**Your assignment**
Scan the entries for the word "rgba", and copy every line where it appears.

──────── Raw data ────────

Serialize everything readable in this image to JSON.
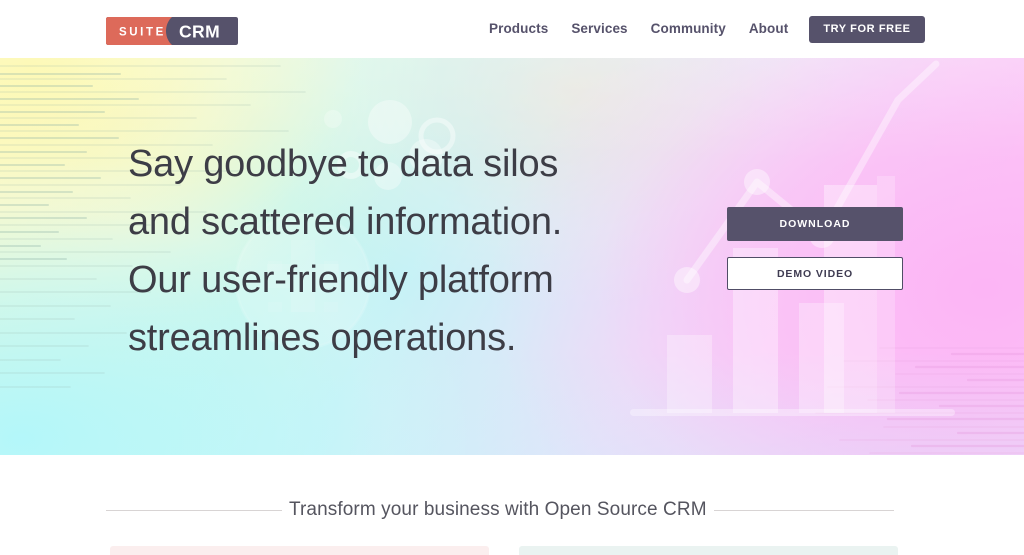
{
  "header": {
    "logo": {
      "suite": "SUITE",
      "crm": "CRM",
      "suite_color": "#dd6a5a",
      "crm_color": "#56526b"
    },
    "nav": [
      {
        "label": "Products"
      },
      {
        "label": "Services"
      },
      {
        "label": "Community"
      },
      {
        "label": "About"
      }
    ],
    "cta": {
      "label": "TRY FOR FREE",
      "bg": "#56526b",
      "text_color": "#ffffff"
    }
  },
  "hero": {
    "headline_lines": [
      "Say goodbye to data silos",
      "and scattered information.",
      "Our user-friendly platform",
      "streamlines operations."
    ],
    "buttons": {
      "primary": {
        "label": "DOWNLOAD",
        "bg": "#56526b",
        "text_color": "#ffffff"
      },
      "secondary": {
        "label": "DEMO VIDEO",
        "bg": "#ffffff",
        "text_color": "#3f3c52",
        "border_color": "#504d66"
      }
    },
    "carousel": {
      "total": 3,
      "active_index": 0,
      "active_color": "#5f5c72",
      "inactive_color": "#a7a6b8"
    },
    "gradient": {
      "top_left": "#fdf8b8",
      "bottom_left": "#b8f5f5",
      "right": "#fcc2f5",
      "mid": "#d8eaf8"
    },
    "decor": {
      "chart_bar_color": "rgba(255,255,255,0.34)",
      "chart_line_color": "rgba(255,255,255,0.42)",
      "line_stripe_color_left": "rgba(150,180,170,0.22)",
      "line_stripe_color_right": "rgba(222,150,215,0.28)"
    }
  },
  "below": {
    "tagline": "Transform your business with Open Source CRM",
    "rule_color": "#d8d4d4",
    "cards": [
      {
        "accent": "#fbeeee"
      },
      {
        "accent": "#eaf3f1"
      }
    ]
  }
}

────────

**Completed task**
      "chart_bar_color": "rgba(255,255,255,0.34)",
      "chart_line_color": "rgba(255,255,255,0.42)",
      "line_stripe_color_left": "rgba(150,180,170,0.22)",
      "line_stripe_color_right": "rgba(222,150,215,0.28)"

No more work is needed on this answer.